• [Exercise aim] In the listing below, identify each line with the word "Membership" and return those lines.

:: Data provided

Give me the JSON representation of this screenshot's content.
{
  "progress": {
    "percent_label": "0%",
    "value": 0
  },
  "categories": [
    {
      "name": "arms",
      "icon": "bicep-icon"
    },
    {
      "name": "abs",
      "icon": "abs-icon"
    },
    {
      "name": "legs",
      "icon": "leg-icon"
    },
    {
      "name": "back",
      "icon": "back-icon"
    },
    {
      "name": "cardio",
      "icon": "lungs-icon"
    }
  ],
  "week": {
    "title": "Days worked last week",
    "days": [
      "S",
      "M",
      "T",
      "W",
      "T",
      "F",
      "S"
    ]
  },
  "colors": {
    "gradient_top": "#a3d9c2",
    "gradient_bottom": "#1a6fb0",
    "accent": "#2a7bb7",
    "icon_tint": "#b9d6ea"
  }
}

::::
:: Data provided

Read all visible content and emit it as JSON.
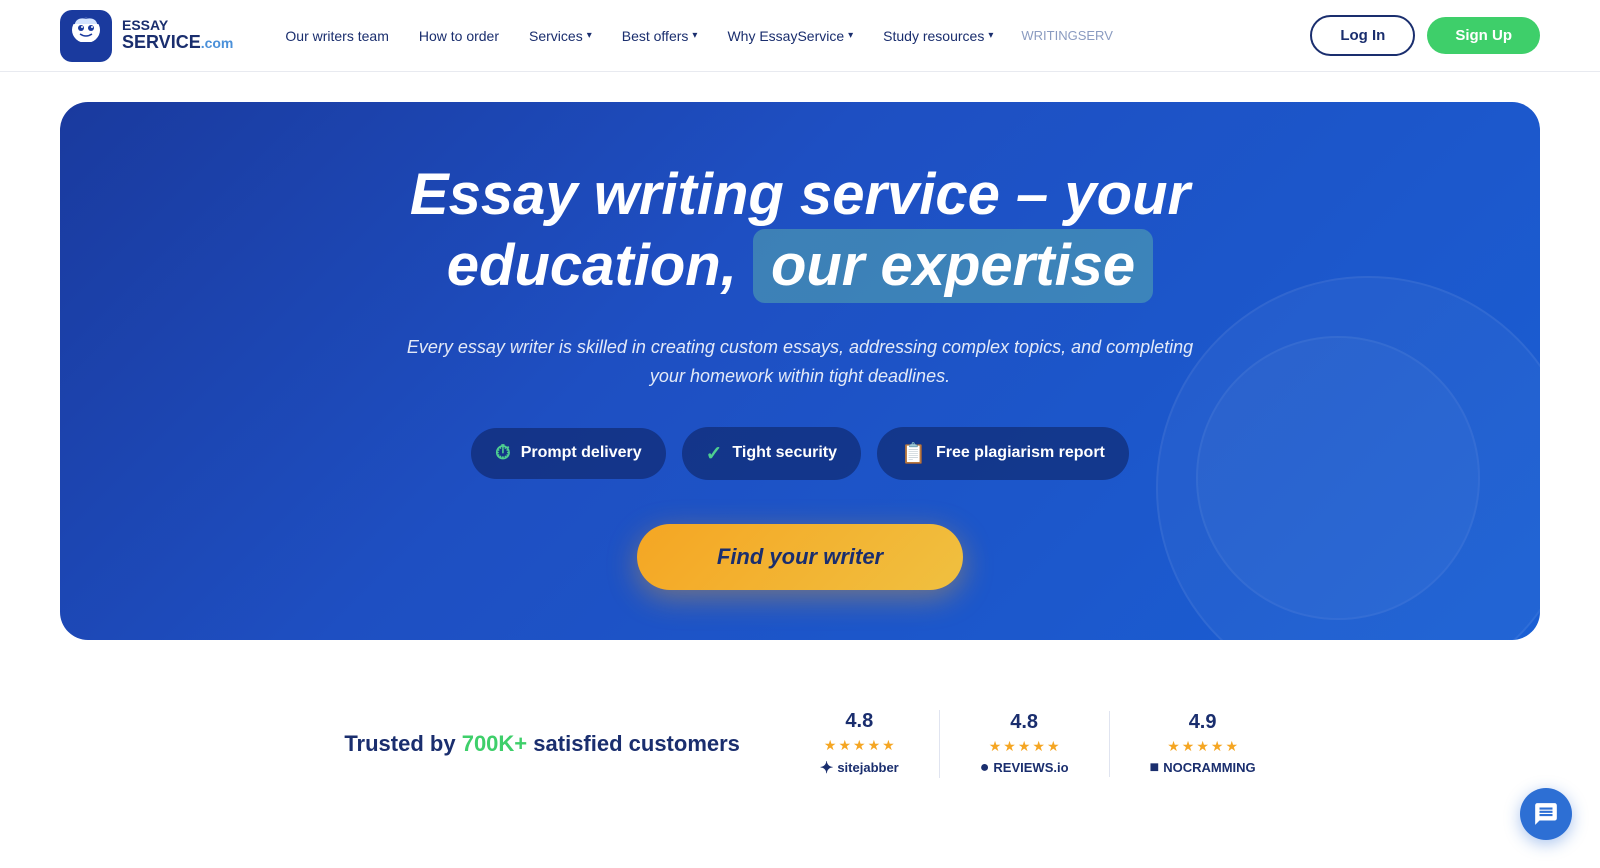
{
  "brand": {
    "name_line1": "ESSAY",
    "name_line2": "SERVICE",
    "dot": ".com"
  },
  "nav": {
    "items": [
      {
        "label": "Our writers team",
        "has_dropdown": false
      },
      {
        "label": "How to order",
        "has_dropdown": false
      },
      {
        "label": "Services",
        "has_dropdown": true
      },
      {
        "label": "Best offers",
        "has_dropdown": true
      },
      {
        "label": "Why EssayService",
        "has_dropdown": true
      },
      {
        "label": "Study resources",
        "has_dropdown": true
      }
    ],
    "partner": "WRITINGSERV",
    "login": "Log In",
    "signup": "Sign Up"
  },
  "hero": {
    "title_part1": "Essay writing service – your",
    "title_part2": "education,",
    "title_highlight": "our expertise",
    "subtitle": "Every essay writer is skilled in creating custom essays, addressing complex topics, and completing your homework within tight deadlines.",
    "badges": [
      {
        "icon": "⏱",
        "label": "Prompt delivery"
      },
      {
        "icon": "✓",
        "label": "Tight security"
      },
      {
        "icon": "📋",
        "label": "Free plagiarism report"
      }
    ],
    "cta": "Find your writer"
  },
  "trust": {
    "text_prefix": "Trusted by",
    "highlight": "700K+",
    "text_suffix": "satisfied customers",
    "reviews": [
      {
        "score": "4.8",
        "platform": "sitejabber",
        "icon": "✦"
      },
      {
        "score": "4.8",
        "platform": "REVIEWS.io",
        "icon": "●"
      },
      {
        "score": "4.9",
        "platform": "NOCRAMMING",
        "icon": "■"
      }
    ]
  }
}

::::
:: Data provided

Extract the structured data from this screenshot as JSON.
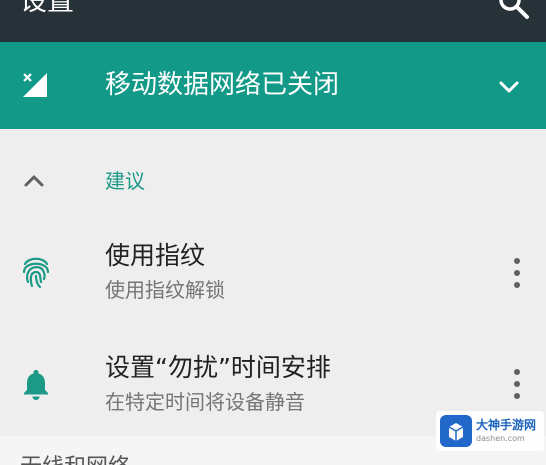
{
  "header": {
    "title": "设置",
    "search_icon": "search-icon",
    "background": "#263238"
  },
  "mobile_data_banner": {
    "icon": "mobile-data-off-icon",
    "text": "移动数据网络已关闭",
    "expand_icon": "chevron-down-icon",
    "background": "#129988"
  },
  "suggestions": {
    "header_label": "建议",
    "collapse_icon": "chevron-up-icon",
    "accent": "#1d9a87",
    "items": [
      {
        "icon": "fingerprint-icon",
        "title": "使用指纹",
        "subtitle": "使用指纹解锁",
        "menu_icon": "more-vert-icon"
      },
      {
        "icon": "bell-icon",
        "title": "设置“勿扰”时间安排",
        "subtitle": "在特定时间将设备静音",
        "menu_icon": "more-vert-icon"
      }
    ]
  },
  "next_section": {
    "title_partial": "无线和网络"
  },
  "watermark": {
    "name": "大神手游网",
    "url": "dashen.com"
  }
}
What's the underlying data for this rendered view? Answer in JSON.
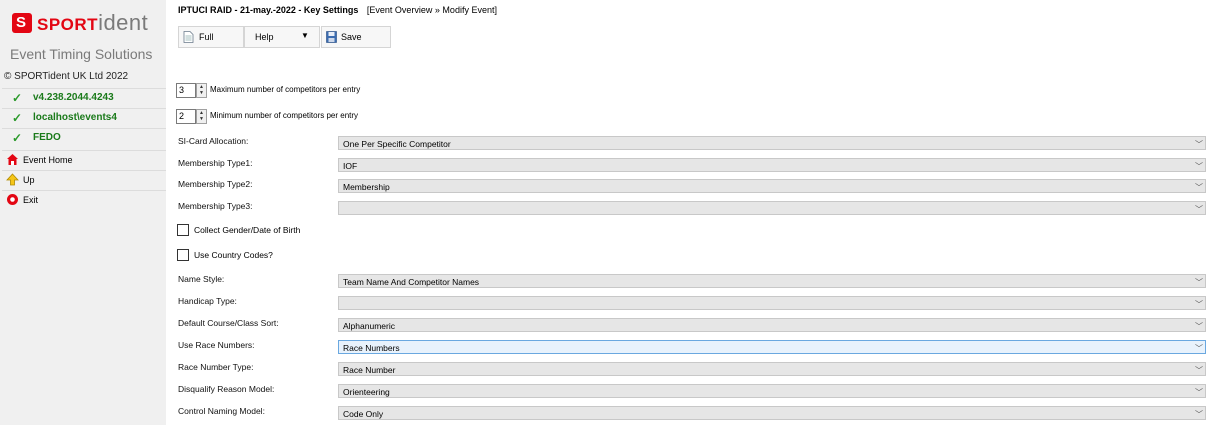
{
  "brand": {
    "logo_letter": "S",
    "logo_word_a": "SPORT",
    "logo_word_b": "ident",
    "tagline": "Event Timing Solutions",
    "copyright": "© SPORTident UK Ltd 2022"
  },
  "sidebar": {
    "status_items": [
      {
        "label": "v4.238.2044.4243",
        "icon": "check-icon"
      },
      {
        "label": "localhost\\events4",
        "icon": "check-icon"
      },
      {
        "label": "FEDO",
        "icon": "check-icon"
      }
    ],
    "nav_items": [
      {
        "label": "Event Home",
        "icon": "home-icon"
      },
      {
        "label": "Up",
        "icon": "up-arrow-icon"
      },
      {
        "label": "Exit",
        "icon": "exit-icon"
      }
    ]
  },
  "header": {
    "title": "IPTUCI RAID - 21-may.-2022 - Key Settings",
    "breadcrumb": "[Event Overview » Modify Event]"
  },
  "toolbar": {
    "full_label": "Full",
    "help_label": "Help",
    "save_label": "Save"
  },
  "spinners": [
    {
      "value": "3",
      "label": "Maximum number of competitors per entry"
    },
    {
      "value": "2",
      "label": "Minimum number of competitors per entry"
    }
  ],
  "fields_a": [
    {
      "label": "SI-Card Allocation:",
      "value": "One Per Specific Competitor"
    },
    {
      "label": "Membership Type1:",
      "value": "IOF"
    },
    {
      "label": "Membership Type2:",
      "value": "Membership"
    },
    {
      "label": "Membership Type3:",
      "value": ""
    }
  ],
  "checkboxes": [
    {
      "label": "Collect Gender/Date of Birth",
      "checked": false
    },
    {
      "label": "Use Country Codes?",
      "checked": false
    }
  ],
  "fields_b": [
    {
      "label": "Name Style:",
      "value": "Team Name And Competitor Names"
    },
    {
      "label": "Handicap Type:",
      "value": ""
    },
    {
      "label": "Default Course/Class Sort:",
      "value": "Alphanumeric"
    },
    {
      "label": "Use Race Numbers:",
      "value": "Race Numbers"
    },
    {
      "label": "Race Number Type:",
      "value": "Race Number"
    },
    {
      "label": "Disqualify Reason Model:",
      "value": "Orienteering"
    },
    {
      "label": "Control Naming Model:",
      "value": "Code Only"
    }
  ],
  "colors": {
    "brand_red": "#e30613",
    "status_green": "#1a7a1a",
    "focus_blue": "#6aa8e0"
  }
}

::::

• [Response area]
      "label": "Membership Type1:",
      "label": "Membership Type2:",
      "value": "Membership"
      "label": "Membership Type3:",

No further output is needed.